Defense budget sacrifices future IT
Fiscal 2007 funding covers only existing systems and delays modernization
- By Josh Rogin
- Oct 02, 2006
Conference Report on 2007 DOD Appropriations Bill
Next year’s Defense Department budget will cut funding for several information technology and modernization programs and shift that money to support the systems already in use. The cuts will inevitably delay the development of new technologies and business processes, military officials say.
In Congress’ last week in session, the House and Senate passed a final version of the fiscal 2007 Defense Appropriations bill, totaling $436.5 billion, according to the conference report.
The bill, which sets spending limits for the military, includes a $70 billion bridge fund for the Iraq and Afghanistan wars.
Despite the large size of the overall budget, technology programs received less money than the Bush administration requested, said Kevin Carroll, who leads the Army’s Program Executive Office for Enterprise Information Systems (PEO-EIS). The effect will be significant delays in delivering integrated technology and business systems, he said.
Future IT systems are becoming less of a priority, Carroll said.
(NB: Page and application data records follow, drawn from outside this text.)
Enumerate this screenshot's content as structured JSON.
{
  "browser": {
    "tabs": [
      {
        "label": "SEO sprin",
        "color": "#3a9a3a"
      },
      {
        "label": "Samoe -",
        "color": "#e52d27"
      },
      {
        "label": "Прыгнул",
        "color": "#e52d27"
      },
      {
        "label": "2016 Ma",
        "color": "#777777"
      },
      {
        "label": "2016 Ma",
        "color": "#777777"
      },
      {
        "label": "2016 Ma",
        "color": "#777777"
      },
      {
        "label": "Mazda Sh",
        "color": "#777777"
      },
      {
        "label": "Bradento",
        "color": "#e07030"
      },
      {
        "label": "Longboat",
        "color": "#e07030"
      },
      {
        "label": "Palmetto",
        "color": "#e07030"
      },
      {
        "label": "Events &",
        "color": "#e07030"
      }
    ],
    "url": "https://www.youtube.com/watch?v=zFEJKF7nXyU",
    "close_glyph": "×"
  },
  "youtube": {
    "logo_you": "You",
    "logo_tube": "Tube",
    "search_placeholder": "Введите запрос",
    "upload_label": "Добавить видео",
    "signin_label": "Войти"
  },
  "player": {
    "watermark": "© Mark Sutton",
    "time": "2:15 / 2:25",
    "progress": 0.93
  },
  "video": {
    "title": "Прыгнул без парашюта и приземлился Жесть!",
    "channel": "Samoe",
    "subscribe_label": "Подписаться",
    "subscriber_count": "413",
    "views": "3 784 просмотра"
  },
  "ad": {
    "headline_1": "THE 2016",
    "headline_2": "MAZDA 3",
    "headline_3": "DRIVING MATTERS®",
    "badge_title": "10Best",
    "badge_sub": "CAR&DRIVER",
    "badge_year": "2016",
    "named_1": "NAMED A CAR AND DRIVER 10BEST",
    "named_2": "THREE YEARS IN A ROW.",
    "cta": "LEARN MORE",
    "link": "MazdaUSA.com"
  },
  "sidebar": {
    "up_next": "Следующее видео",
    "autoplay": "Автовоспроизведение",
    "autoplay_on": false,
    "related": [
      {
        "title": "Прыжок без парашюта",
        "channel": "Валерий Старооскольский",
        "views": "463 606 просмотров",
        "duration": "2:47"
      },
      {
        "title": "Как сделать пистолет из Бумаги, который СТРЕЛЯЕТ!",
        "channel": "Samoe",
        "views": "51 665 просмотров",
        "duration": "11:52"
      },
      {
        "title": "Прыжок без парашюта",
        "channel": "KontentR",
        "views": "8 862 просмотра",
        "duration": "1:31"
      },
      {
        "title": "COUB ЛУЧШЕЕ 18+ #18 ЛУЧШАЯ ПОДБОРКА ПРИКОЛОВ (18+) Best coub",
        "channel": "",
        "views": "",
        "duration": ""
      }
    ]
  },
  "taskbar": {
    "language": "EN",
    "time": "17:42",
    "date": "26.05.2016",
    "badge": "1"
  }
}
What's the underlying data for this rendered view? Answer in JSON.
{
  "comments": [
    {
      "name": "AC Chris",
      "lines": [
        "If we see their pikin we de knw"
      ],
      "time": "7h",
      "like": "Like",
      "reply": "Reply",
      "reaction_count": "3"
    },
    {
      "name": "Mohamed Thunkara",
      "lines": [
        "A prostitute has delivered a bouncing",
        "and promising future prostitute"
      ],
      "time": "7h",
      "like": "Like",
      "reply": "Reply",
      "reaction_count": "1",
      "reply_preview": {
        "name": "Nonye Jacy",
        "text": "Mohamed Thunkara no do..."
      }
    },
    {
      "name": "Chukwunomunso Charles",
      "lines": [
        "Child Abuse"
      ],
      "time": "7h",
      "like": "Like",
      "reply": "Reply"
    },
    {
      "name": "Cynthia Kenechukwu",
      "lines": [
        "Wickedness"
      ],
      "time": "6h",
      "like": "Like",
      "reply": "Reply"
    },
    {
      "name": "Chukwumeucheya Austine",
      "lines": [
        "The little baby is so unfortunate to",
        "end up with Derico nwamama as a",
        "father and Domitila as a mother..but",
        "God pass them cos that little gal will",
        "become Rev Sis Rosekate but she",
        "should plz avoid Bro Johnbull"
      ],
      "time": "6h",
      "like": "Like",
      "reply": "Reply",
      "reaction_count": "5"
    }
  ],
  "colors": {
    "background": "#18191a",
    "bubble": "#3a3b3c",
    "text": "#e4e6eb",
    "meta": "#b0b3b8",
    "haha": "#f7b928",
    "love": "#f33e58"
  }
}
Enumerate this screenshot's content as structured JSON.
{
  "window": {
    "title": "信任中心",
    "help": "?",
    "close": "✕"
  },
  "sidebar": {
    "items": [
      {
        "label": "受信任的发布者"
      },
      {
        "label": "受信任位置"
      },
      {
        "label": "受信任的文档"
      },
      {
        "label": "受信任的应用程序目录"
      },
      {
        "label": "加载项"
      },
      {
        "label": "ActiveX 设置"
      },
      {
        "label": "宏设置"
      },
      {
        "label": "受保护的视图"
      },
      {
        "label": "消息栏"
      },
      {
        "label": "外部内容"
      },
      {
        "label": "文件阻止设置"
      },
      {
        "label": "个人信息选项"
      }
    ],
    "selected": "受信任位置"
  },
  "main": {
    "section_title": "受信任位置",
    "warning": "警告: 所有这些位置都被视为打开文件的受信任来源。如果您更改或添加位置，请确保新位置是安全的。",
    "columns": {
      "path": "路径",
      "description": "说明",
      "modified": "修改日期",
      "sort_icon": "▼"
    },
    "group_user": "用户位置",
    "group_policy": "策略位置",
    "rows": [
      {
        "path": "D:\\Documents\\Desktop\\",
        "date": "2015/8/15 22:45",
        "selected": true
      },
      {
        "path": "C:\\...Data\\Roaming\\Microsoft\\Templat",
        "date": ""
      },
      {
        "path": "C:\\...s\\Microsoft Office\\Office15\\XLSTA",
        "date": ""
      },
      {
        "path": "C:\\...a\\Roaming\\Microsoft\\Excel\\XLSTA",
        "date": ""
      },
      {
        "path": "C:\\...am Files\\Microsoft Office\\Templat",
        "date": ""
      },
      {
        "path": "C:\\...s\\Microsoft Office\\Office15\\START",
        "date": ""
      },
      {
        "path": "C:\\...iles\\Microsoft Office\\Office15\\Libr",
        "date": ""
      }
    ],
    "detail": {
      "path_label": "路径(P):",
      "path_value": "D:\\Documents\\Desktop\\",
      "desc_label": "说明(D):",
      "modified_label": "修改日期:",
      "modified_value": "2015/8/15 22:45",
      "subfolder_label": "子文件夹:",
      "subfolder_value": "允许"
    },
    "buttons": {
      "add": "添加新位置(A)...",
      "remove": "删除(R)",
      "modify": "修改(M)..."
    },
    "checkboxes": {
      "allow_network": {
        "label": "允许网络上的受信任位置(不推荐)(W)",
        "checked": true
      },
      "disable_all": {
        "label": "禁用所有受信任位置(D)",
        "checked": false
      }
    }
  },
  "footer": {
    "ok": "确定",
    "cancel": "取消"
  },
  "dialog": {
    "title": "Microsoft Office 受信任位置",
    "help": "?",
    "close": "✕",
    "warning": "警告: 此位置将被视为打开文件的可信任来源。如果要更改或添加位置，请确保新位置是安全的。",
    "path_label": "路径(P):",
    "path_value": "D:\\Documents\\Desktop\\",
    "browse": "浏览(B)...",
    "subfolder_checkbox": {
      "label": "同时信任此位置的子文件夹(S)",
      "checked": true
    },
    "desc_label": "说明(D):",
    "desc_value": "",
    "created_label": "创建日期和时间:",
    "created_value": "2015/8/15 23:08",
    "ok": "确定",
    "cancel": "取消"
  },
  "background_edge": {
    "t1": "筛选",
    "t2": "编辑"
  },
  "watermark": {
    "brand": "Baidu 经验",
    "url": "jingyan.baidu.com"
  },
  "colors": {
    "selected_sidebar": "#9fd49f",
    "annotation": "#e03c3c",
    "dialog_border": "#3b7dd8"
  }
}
With less money, DOD will take longer to deliver new functions, and existing systems will remain in use longer, he added.
PEO-EIS’ Single Army Logistics Enterprise (SALE) lost $20 million from its request of $121.8 million. Congress also cut the Army’s Installation Information Infrastructure Modernization Program’s budget by $32 million from its request of $279 million.
The Defense Business Transformation Agency, which leads DOD’s business modernization effort, saw its budget cut from the $179.3 million request to $150.9 million, despite the agency’s expanded responsibilities.
Some programs, such as SALE, saw increases in the bridge fund portion of the legislation, called Title IX. But those funds are for the war on terrorism, and the department will use them to maintain existing technologies, Carroll said.
The Single-Channel Ground and Airborne Radio System, the Army’s standard VHF-FM radio, received $189 million, of which $124.5 million is in the bridge fund. The Government Accountability Office recently found that DOD spent $1.3 billion in 2005 and 2006 on those radios, which convoys use in Iraq operations.
On the other hand, Congress eliminated procurement funding for the Joint Tactical Radio System, DOD’s multibillion-dollar effort to replace existing radios.
Experts say lawmakers misused the Title IX bridge fund by filling it with items previously funded in the base budget so they could use the base budget for personal pork projects.
“They’re pretending that they’re cutting the basic bill, but they are just moving the money,” said Winslow Wheeler, director of the Straus Military Reform Project at the Center for Defense Information. The effect is that military activities go unfunded, and warfighters suffer, he added.
Bob Brewin contributed to this article.